- **DATA SUPPLIED**:
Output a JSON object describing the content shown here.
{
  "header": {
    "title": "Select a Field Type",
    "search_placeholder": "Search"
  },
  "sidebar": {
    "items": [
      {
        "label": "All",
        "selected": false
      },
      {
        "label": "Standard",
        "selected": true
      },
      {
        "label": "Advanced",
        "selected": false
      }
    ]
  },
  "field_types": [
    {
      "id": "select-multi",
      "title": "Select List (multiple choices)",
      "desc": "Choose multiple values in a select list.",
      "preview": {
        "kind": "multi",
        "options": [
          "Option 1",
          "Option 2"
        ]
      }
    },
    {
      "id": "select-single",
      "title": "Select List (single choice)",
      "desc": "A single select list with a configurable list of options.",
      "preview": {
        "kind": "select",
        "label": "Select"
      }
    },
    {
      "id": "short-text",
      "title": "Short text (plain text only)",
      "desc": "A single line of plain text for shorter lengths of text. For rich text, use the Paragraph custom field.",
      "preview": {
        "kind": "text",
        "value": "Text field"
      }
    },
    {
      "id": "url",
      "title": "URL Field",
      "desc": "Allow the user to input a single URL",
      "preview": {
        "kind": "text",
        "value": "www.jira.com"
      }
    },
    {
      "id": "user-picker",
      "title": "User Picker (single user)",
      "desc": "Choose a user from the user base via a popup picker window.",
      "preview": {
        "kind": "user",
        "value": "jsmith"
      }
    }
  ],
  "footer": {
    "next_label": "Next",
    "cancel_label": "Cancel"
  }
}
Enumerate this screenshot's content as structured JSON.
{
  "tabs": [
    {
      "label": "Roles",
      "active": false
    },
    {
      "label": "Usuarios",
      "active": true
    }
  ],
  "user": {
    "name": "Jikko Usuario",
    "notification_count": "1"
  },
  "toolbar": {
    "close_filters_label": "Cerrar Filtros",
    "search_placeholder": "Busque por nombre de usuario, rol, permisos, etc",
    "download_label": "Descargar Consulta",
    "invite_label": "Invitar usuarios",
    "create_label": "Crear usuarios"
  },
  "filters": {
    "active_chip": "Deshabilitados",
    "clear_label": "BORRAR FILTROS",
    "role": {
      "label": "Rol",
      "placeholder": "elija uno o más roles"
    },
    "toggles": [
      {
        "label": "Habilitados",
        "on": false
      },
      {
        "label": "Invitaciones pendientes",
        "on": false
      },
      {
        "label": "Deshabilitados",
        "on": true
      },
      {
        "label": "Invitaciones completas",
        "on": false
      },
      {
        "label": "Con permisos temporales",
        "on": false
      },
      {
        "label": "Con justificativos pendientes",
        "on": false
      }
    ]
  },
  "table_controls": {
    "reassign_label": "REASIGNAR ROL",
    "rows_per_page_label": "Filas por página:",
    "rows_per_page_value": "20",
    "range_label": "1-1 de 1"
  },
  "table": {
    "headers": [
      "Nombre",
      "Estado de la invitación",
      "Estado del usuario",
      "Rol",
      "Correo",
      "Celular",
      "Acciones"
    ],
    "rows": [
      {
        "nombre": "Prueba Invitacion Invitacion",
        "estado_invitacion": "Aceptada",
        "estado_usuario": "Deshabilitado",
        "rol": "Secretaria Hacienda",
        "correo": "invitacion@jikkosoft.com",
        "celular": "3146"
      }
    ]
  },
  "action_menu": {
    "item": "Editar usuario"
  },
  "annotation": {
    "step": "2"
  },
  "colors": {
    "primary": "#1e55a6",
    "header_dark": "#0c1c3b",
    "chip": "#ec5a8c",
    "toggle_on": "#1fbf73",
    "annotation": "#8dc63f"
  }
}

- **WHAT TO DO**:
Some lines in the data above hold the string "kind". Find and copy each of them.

- **RESPONSE AREA**:
        "kind": "multi",
        "kind": "select",
        "kind": "text",
        "kind": "text",
        "kind": "user",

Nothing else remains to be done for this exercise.